> [WHAT IS NEEDED] Quote the data below in full, minus the images.

[Interface dataset entries]

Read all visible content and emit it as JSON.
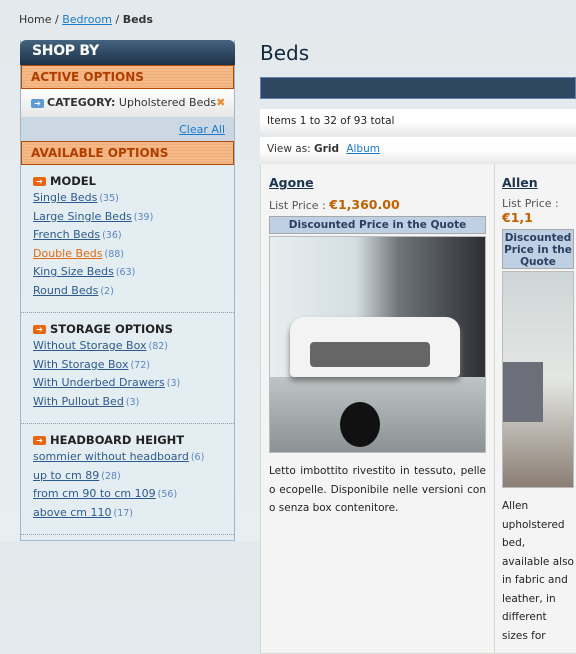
{
  "breadcrumb": {
    "home": "Home",
    "sep": "/",
    "bedroom": "Bedroom",
    "current": "Beds"
  },
  "sidebar": {
    "title": "SHOP BY",
    "active_title": "ACTIVE OPTIONS",
    "active_filter": {
      "label": "CATEGORY:",
      "value": "Upholstered Beds"
    },
    "clear_all": "Clear All",
    "available_title": "AVAILABLE OPTIONS",
    "sections": [
      {
        "title": "MODEL",
        "items": [
          {
            "label": "Single Beds",
            "count": "(35)"
          },
          {
            "label": "Large Single Beds",
            "count": "(39)"
          },
          {
            "label": "French Beds",
            "count": "(36)"
          },
          {
            "label": "Double Beds",
            "count": "(88)",
            "active": true
          },
          {
            "label": "King Size Beds",
            "count": "(63)"
          },
          {
            "label": "Round Beds",
            "count": "(2)"
          }
        ]
      },
      {
        "title": "STORAGE OPTIONS",
        "items": [
          {
            "label": "Without Storage Box",
            "count": "(82)"
          },
          {
            "label": "With Storage Box",
            "count": "(72)"
          },
          {
            "label": "With Underbed Drawers",
            "count": "(3)"
          },
          {
            "label": "With Pullout Bed",
            "count": "(3)"
          }
        ]
      },
      {
        "title": "HEADBOARD HEIGHT",
        "items": [
          {
            "label": "sommier without headboard",
            "count": "(6)"
          },
          {
            "label": "up to cm 89",
            "count": "(28)"
          },
          {
            "label": "from cm 90 to cm 109",
            "count": "(56)"
          },
          {
            "label": "above cm 110",
            "count": "(17)"
          }
        ]
      }
    ]
  },
  "main": {
    "title": "Beds",
    "pager": "Items 1 to 32 of 93 total",
    "view_as": "View as:",
    "view_grid": "Grid",
    "view_album": "Album",
    "products": [
      {
        "name": "Agone",
        "price_label": "List Price :",
        "price": "€1,360.00",
        "badge": "Discounted Price in the Quote",
        "description": "Letto imbottito rivestito in tessuto, pelle o ecopelle. Disponibile nelle versioni con o senza box contenitore."
      },
      {
        "name": "Allen",
        "price_label": "List Price :",
        "price": "€1,1",
        "badge": "Discounted Price in the Quote",
        "description": "Allen upholstered bed, available also in fabric and leather, in different sizes for"
      }
    ]
  },
  "colors": {
    "header": "#2f4760",
    "accent": "#c06000",
    "option_header": "#f5b887"
  }
}
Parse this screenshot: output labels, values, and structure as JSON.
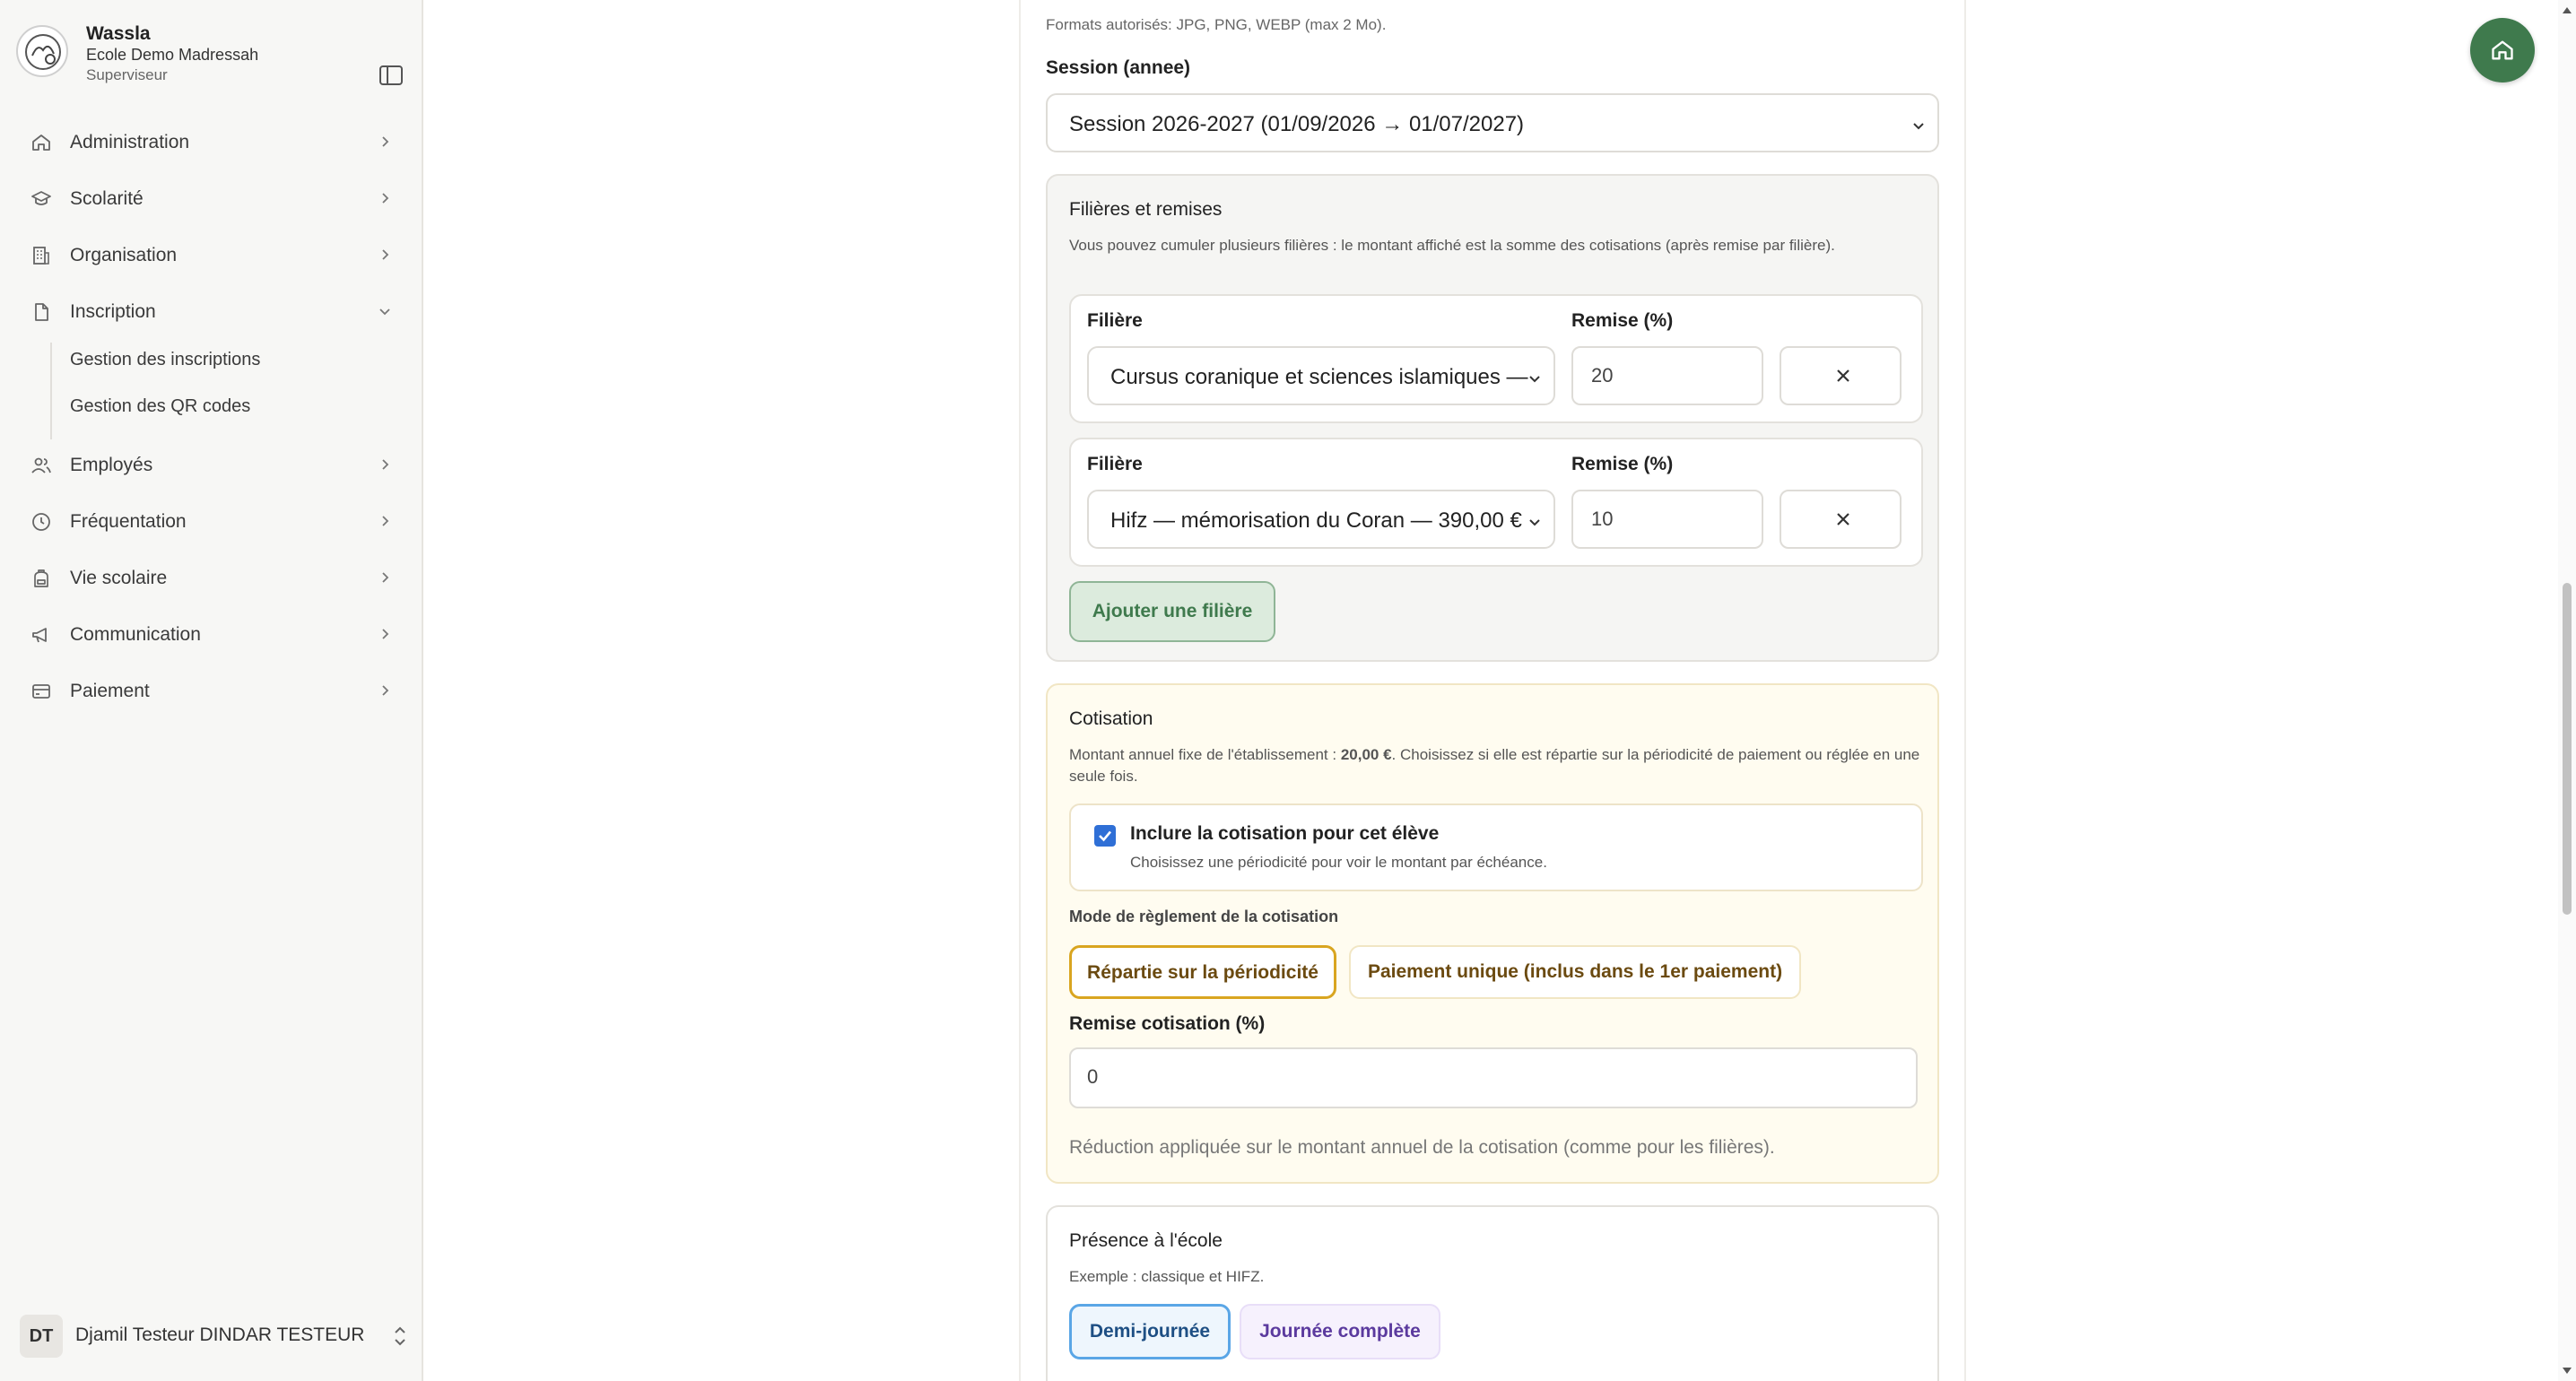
{
  "sidebar": {
    "brand": {
      "name": "Wassla",
      "school": "Ecole Demo Madressah",
      "role": "Superviseur"
    },
    "items": [
      {
        "label": "Administration",
        "icon": "home-icon"
      },
      {
        "label": "Scolarité",
        "icon": "graduation-cap-icon"
      },
      {
        "label": "Organisation",
        "icon": "building-icon"
      },
      {
        "label": "Inscription",
        "icon": "document-icon",
        "expanded": true,
        "children": [
          "Gestion des inscriptions",
          "Gestion des QR codes"
        ]
      },
      {
        "label": "Employés",
        "icon": "users-icon"
      },
      {
        "label": "Fréquentation",
        "icon": "clock-icon"
      },
      {
        "label": "Vie scolaire",
        "icon": "backpack-icon"
      },
      {
        "label": "Communication",
        "icon": "megaphone-icon"
      },
      {
        "label": "Paiement",
        "icon": "credit-card-icon"
      }
    ],
    "user": {
      "initials": "DT",
      "name": "Djamil Testeur DINDAR TESTEUR"
    }
  },
  "form": {
    "formats_hint": "Formats autorisés: JPG, PNG, WEBP (max 2 Mo).",
    "session": {
      "label": "Session (annee)",
      "value": "Session 2026-2027 (01/09/2026 → 01/07/2027)"
    },
    "filieres": {
      "title": "Filières et remises",
      "description": "Vous pouvez cumuler plusieurs filières : le montant affiché est la somme des cotisations (après remise par filière).",
      "rows": [
        {
          "filiere_label": "Filière",
          "filiere_value": "Cursus coranique et sciences islamiques — ...",
          "remise_label": "Remise (%)",
          "remise_value": "20"
        },
        {
          "filiere_label": "Filière",
          "filiere_value": "Hifz — mémorisation du Coran — 390,00 €",
          "remise_label": "Remise (%)",
          "remise_value": "10"
        }
      ],
      "add_button": "Ajouter une filière"
    },
    "cotisation": {
      "title": "Cotisation",
      "description_prefix": "Montant annuel fixe de l'établissement : ",
      "amount": "20,00 €",
      "description_suffix": ". Choisissez si elle est répartie sur la périodicité de paiement ou réglée en une seule fois.",
      "include_label": "Inclure la cotisation pour cet élève",
      "include_help": "Choisissez une périodicité pour voir le montant par échéance.",
      "include_checked": true,
      "mode_label": "Mode de règlement de la cotisation",
      "mode_options": [
        "Répartie sur la périodicité",
        "Paiement unique (inclus dans le 1er paiement)"
      ],
      "mode_selected": "Répartie sur la périodicité",
      "remise_label": "Remise cotisation (%)",
      "remise_value": "0",
      "remise_help": "Réduction appliquée sur le montant annuel de la cotisation (comme pour les filières)."
    },
    "presence": {
      "title": "Présence à l'école",
      "example": "Exemple : classique et HIFZ.",
      "options": [
        "Demi-journée",
        "Journée complète"
      ],
      "selected": "Demi-journée"
    }
  },
  "colors": {
    "brand_green": "#3f7a4d",
    "cotisation_bg": "#fffcf0",
    "cotisation_border": "#f1e6c4",
    "selected_amber": "#d9a520",
    "selected_blue": "#5aa6e6",
    "violet_text": "#5b3a9e"
  }
}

> [ANSWER FOR THIS EXERCISE]
Read all visible content and emit it as JSON.
{
  "breadcrumb": {
    "home": "Home",
    "sep": "/",
    "bedroom": "Bedroom",
    "current": "Beds"
  },
  "sidebar": {
    "title": "SHOP BY",
    "active_title": "ACTIVE OPTIONS",
    "active_filter": {
      "label": "CATEGORY:",
      "value": "Upholstered Beds"
    },
    "clear_all": "Clear All",
    "available_title": "AVAILABLE OPTIONS",
    "sections": [
      {
        "title": "MODEL",
        "items": [
          {
            "label": "Single Beds",
            "count": "(35)"
          },
          {
            "label": "Large Single Beds",
            "count": "(39)"
          },
          {
            "label": "French Beds",
            "count": "(36)"
          },
          {
            "label": "Double Beds",
            "count": "(88)",
            "active": true
          },
          {
            "label": "King Size Beds",
            "count": "(63)"
          },
          {
            "label": "Round Beds",
            "count": "(2)"
          }
        ]
      },
      {
        "title": "STORAGE OPTIONS",
        "items": [
          {
            "label": "Without Storage Box",
            "count": "(82)"
          },
          {
            "label": "With Storage Box",
            "count": "(72)"
          },
          {
            "label": "With Underbed Drawers",
            "count": "(3)"
          },
          {
            "label": "With Pullout Bed",
            "count": "(3)"
          }
        ]
      },
      {
        "title": "HEADBOARD HEIGHT",
        "items": [
          {
            "label": "sommier without headboard",
            "count": "(6)"
          },
          {
            "label": "up to cm 89",
            "count": "(28)"
          },
          {
            "label": "from cm 90 to cm 109",
            "count": "(56)"
          },
          {
            "label": "above cm 110",
            "count": "(17)"
          }
        ]
      }
    ]
  },
  "main": {
    "title": "Beds",
    "pager": "Items 1 to 32 of 93 total",
    "view_as": "View as:",
    "view_grid": "Grid",
    "view_album": "Album",
    "products": [
      {
        "name": "Agone",
        "price_label": "List Price :",
        "price": "€1,360.00",
        "badge": "Discounted Price in the Quote",
        "description": "Letto imbottito rivestito in tessuto, pelle o ecopelle. Disponibile nelle versioni con o senza box contenitore."
      },
      {
        "name": "Allen",
        "price_label": "List Price :",
        "price": "€1,1",
        "badge": "Discounted Price in the Quote",
        "description": "Allen upholstered bed, available also in fabric and leather, in different sizes for"
      }
    ]
  },
  "colors": {
    "header": "#2f4760",
    "accent": "#c06000",
    "option_header": "#f5b887"
  }
}
Parse this screenshot: output labels, values, and structure as JSON.
{
  "sidebar": {
    "brand": {
      "name": "Wassla",
      "school": "Ecole Demo Madressah",
      "role": "Superviseur"
    },
    "items": [
      {
        "label": "Administration",
        "icon": "home-icon"
      },
      {
        "label": "Scolarité",
        "icon": "graduation-cap-icon"
      },
      {
        "label": "Organisation",
        "icon": "building-icon"
      },
      {
        "label": "Inscription",
        "icon": "document-icon",
        "expanded": true,
        "children": [
          "Gestion des inscriptions",
          "Gestion des QR codes"
        ]
      },
      {
        "label": "Employés",
        "icon": "users-icon"
      },
      {
        "label": "Fréquentation",
        "icon": "clock-icon"
      },
      {
        "label": "Vie scolaire",
        "icon": "backpack-icon"
      },
      {
        "label": "Communication",
        "icon": "megaphone-icon"
      },
      {
        "label": "Paiement",
        "icon": "credit-card-icon"
      }
    ],
    "user": {
      "initials": "DT",
      "name": "Djamil Testeur DINDAR TESTEUR"
    }
  },
  "form": {
    "formats_hint": "Formats autorisés: JPG, PNG, WEBP (max 2 Mo).",
    "session": {
      "label": "Session (annee)",
      "value": "Session 2026-2027 (01/09/2026 → 01/07/2027)"
    },
    "filieres": {
      "title": "Filières et remises",
      "description": "Vous pouvez cumuler plusieurs filières : le montant affiché est la somme des cotisations (après remise par filière).",
      "rows": [
        {
          "filiere_label": "Filière",
          "filiere_value": "Cursus coranique et sciences islamiques — ...",
          "remise_label": "Remise (%)",
          "remise_value": "20"
        },
        {
          "filiere_label": "Filière",
          "filiere_value": "Hifz — mémorisation du Coran — 390,00 €",
          "remise_label": "Remise (%)",
          "remise_value": "10"
        }
      ],
      "add_button": "Ajouter une filière"
    },
    "cotisation": {
      "title": "Cotisation",
      "description_prefix": "Montant annuel fixe de l'établissement : ",
      "amount": "20,00 €",
      "description_suffix": ". Choisissez si elle est répartie sur la périodicité de paiement ou réglée en une seule fois.",
      "include_label": "Inclure la cotisation pour cet élève",
      "include_help": "Choisissez une périodicité pour voir le montant par échéance.",
      "include_checked": true,
      "mode_label": "Mode de règlement de la cotisation",
      "mode_options": [
        "Répartie sur la périodicité",
        "Paiement unique (inclus dans le 1er paiement)"
      ],
      "mode_selected": "Répartie sur la périodicité",
      "remise_label": "Remise cotisation (%)",
      "remise_value": "0",
      "remise_help": "Réduction appliquée sur le montant annuel de la cotisation (comme pour les filières)."
    },
    "presence": {
      "title": "Présence à l'école",
      "example": "Exemple : classique et HIFZ.",
      "options": [
        "Demi-journée",
        "Journée complète"
      ],
      "selected": "Demi-journée"
    }
  },
  "colors": {
    "brand_green": "#3f7a4d",
    "cotisation_bg": "#fffcf0",
    "cotisation_border": "#f1e6c4",
    "selected_amber": "#d9a520",
    "selected_blue": "#5aa6e6",
    "violet_text": "#5b3a9e"
  }
}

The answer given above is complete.